If you answered “yes” to any of the above, then maybe you should be concerned about bulking afterall. But if you answered “no” to all questions, your worries are unfounded. Testosterone is the primary muscle-building hormone in the body, and women simply don’t have enough of it present to dramatically increase muscle mass as a result of weight training. Why? Testosterone is primarily secreted in the testacles, which are absent in the female body. Women do secrete a much smaller amount of the hormone in the ovaries and adrenal glands, but the difference is extreme. (So, if you’ve had your ovaries removed, you produce even less testosterone.)
Now, let’s very quickly review the benefits of strength training:
1) You will lose body fat. The average woman who strength trains two to three times a week for two months will gain nearly two pounds of muscle and will lose 3.5 pounds of fat. As lean muscle increases so does your resting metabolism, and you burn more calories all day long.
2) Your risk for Osteoporosis decreases. Weight training increases spinal bone density by 13 percent in six months. This, coupled with an adequate amount of dietary calcium, can be a women’s best defense against osteoporosis.
3) You will maintain your independence as you age and decrease the chances of injury. Increasing your strength will make you far less dependent upon others for assistance in daily living. Additionally, strength training builds stronger muscles AND stronger connective tissues and increases joint stability. This acts as reinforcement for the joints and helps prevent injury.
4) You will reduce your risk of heart disease and diabetes. Weight training can improve cardiovascular health in several ways, including lowering LDL (“bad”) cholesterol, increasing HDL (“good”) cholesterol and lowering blood pressure. Weight training also improves the way the body processes sugar, which may reduce the risk of diabetes. Research indicates that weight training can increase glucose utilization in the body by 23 percent in four months.

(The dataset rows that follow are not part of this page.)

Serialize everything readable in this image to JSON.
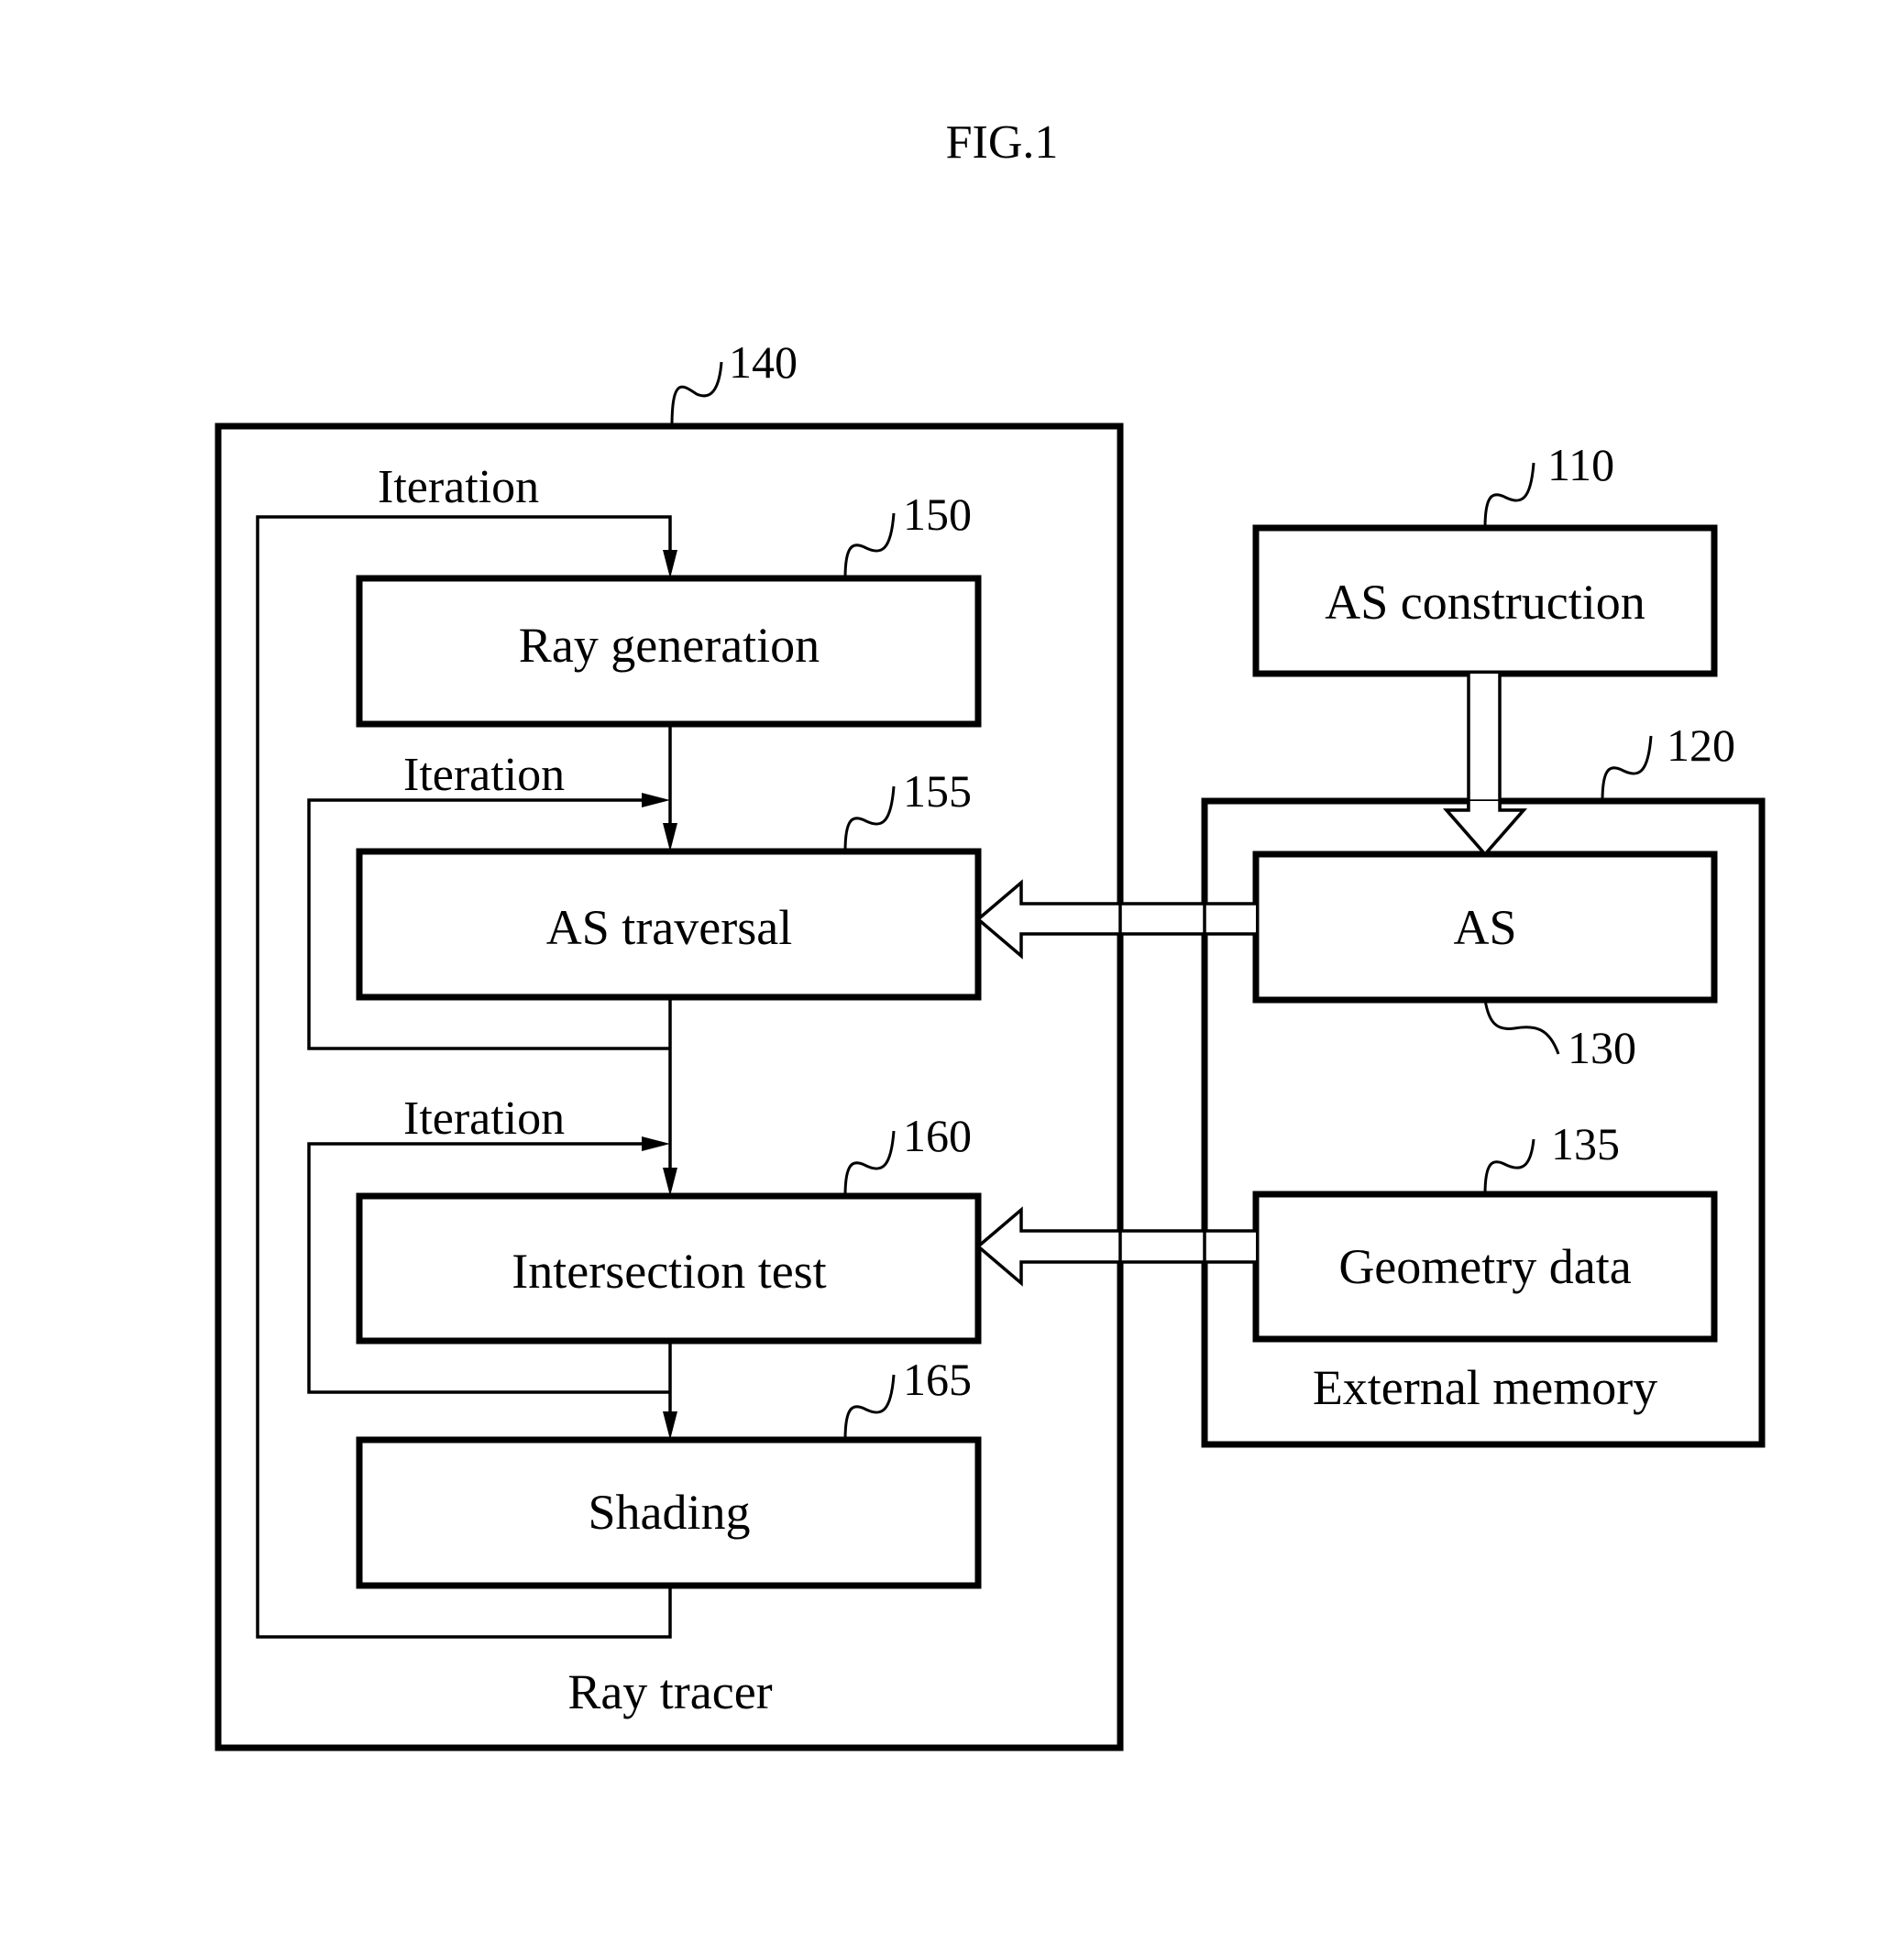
{
  "figure": {
    "title": "FIG.1"
  },
  "ray_tracer": {
    "ref": "140",
    "label": "Ray tracer",
    "iteration_labels": [
      "Iteration",
      "Iteration",
      "Iteration"
    ],
    "stages": [
      {
        "ref": "150",
        "label": "Ray generation"
      },
      {
        "ref": "155",
        "label": "AS traversal"
      },
      {
        "ref": "160",
        "label": "Intersection test"
      },
      {
        "ref": "165",
        "label": "Shading"
      }
    ]
  },
  "as_construction": {
    "ref": "110",
    "label": "AS construction"
  },
  "external_memory": {
    "ref": "120",
    "label": "External memory",
    "items": [
      {
        "ref": "130",
        "label": "AS"
      },
      {
        "ref": "135",
        "label": "Geometry data"
      }
    ]
  },
  "connections": [
    {
      "from": "AS construction",
      "to": "AS",
      "style": "hollow-arrow"
    },
    {
      "from": "AS",
      "to": "AS traversal",
      "style": "hollow-arrow"
    },
    {
      "from": "Geometry data",
      "to": "Intersection test",
      "style": "hollow-arrow"
    },
    {
      "from": "Ray generation",
      "to": "AS traversal",
      "style": "arrow"
    },
    {
      "from": "AS traversal",
      "to": "Intersection test",
      "style": "arrow"
    },
    {
      "from": "Intersection test",
      "to": "Shading",
      "style": "arrow"
    },
    {
      "from": "Shading",
      "to": "Ray generation",
      "style": "iteration-loop"
    },
    {
      "from": "AS traversal",
      "to": "AS traversal",
      "style": "iteration-loop"
    },
    {
      "from": "Intersection test",
      "to": "Intersection test",
      "style": "iteration-loop"
    }
  ]
}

5) You will fight off depression. A Harvard study shows that weight training for just ten weeks will reduce symptoms of clinical depression with greater success than therapy or counseling.
If you are STILL concerned about bulking, don’t throw out the idea of strength training altogether. Even bodyweight exercises (i.e. push-ups, tricep dips, squats, lunges and pull-ups) can help maintain strong bones and muscles. Whatever you do, don’t paint yourself into a corner with a boring, cardio-only fitness routine. There is so much more to the fitness world than waiting in line at your local gym for the next available dreadmill.